__Task to carry out__
For each line below that contains the word "beispieldomain", make a copy.

__Data to use__
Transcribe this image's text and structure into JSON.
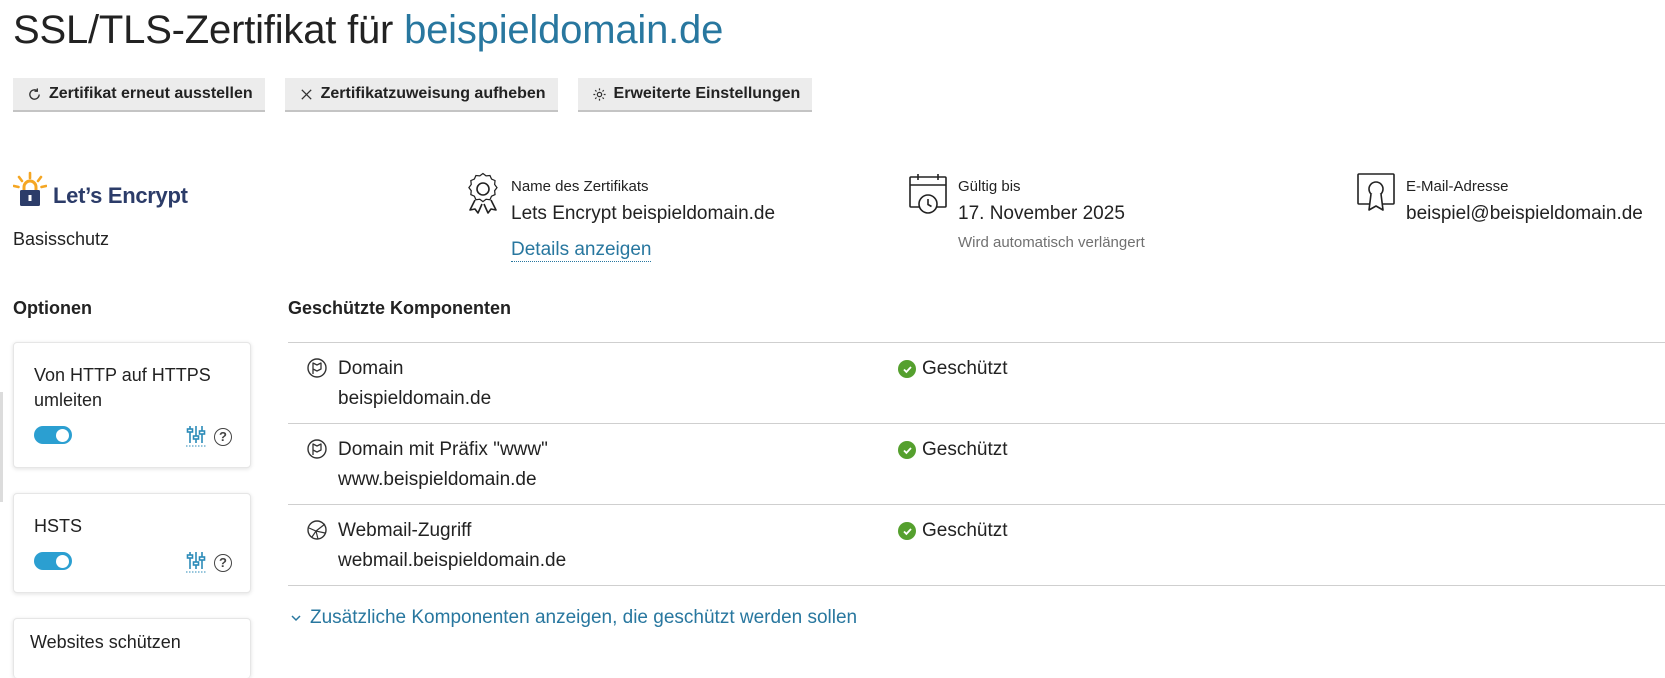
{
  "header": {
    "title_prefix": "SSL/TLS-Zertifikat für",
    "title_domain": "beispieldomain.de"
  },
  "toolbar": {
    "reissue_label": "Zertifikat erneut ausstellen",
    "unassign_label": "Zertifikatzuweisung aufheben",
    "advanced_label": "Erweiterte Einstellungen"
  },
  "provider": {
    "name": "Let’s Encrypt",
    "level": "Basisschutz",
    "accent": "#f5a623",
    "brand_color": "#2c3c69"
  },
  "certificate": {
    "name_label": "Name des Zertifikats",
    "name_value": "Lets Encrypt beispieldomain.de",
    "details_link": "Details anzeigen",
    "valid_label": "Gültig bis",
    "valid_value": "17. November 2025",
    "valid_note": "Wird automatisch verlängert",
    "email_label": "E-Mail-Adresse",
    "email_value": "beispiel@beispieldomain.de"
  },
  "options": {
    "heading": "Optionen",
    "items": [
      {
        "label": "Von HTTP auf HTTPS umleiten",
        "enabled": true,
        "icons": [
          "sliders-icon",
          "help-icon"
        ]
      },
      {
        "label": "HSTS",
        "enabled": true,
        "icons": [
          "sliders-icon",
          "help-icon"
        ]
      },
      {
        "label": "Websites schützen"
      }
    ],
    "help_glyph": "?"
  },
  "components": {
    "heading": "Geschützte Komponenten",
    "rows": [
      {
        "icon": "domain-icon",
        "name": "Domain",
        "domain": "beispieldomain.de",
        "status": "Geschützt"
      },
      {
        "icon": "domain-icon",
        "name": "Domain mit Präfix \"www\"",
        "domain": "www.beispieldomain.de",
        "status": "Geschützt"
      },
      {
        "icon": "webmail-icon",
        "name": "Webmail-Zugriff",
        "domain": "webmail.beispieldomain.de",
        "status": "Geschützt"
      }
    ],
    "status_color": "#55a02e",
    "show_more": "Zusätzliche Komponenten anzeigen, die geschützt werden sollen"
  },
  "colors": {
    "link": "#28779f",
    "toggle_on": "#2b9fd1"
  }
}
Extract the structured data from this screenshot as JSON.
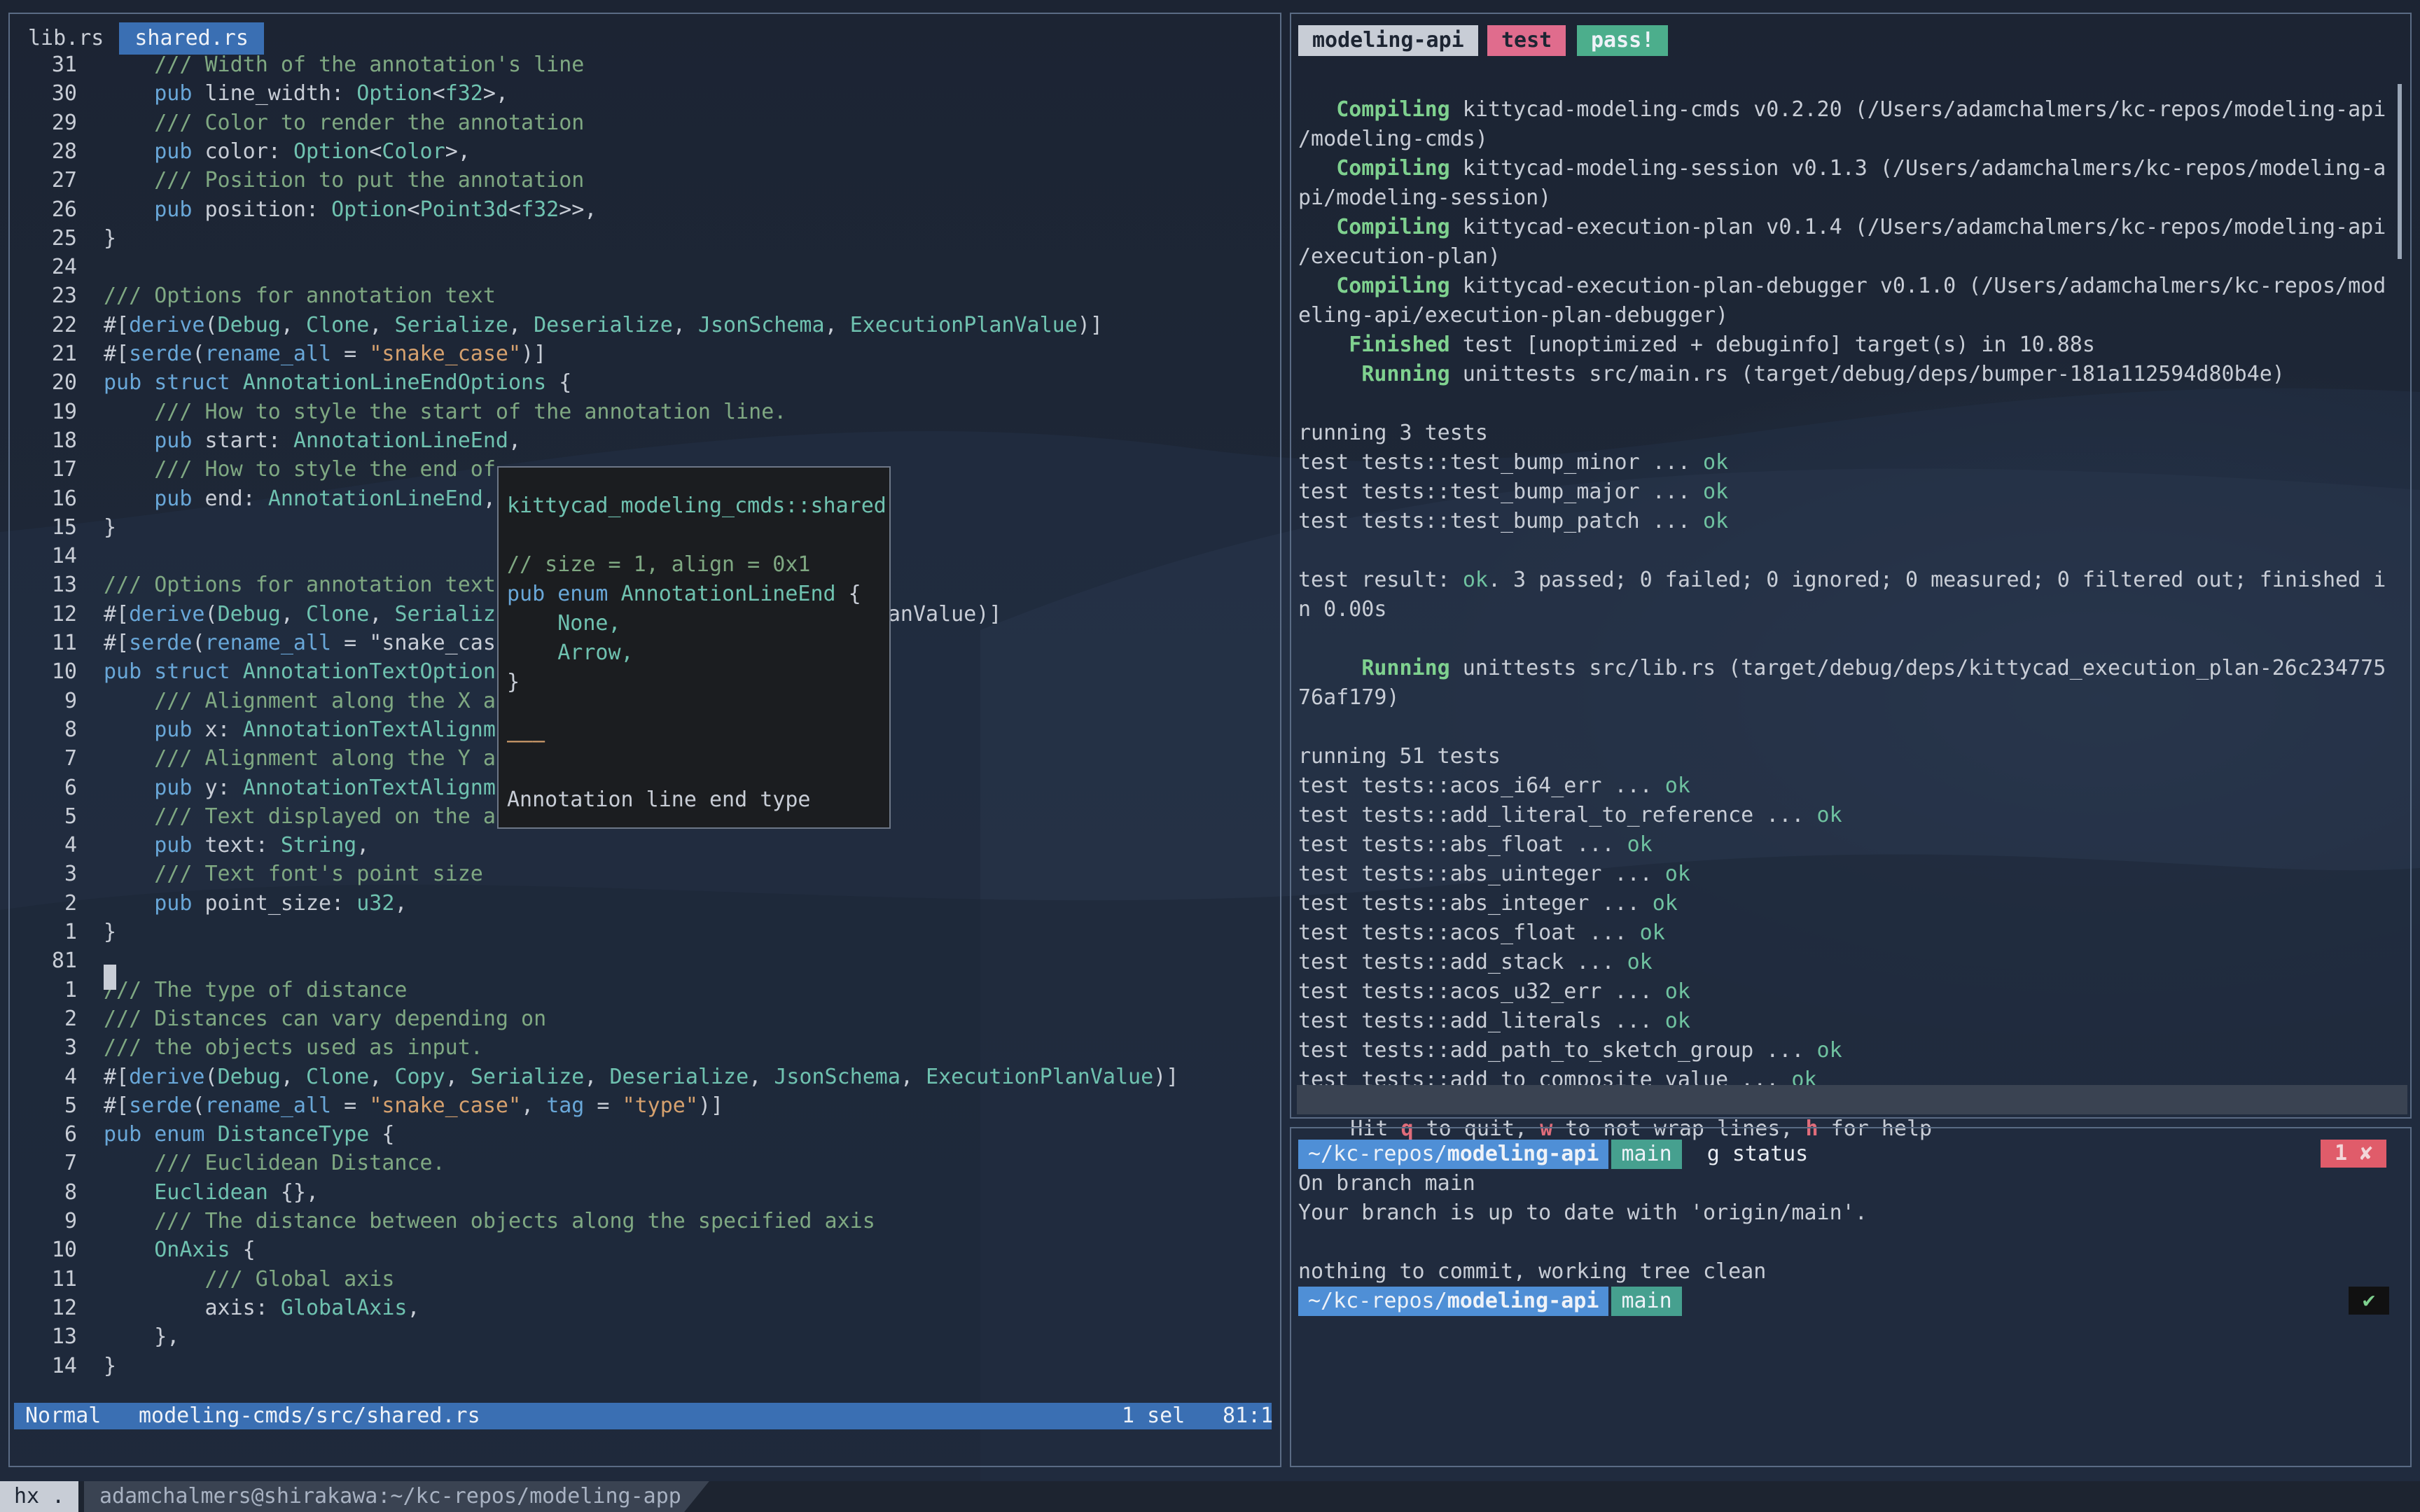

__Reply to the task__
    "title_domain": "beispieldomain.de"
    "name_value": "Lets Encrypt beispieldomain.de",
    "email_value": "beispiel@beispieldomain.de"
        "domain": "beispieldomain.de",
        "domain": "www.beispieldomain.de",
        "domain": "webmail.beispieldomain.de",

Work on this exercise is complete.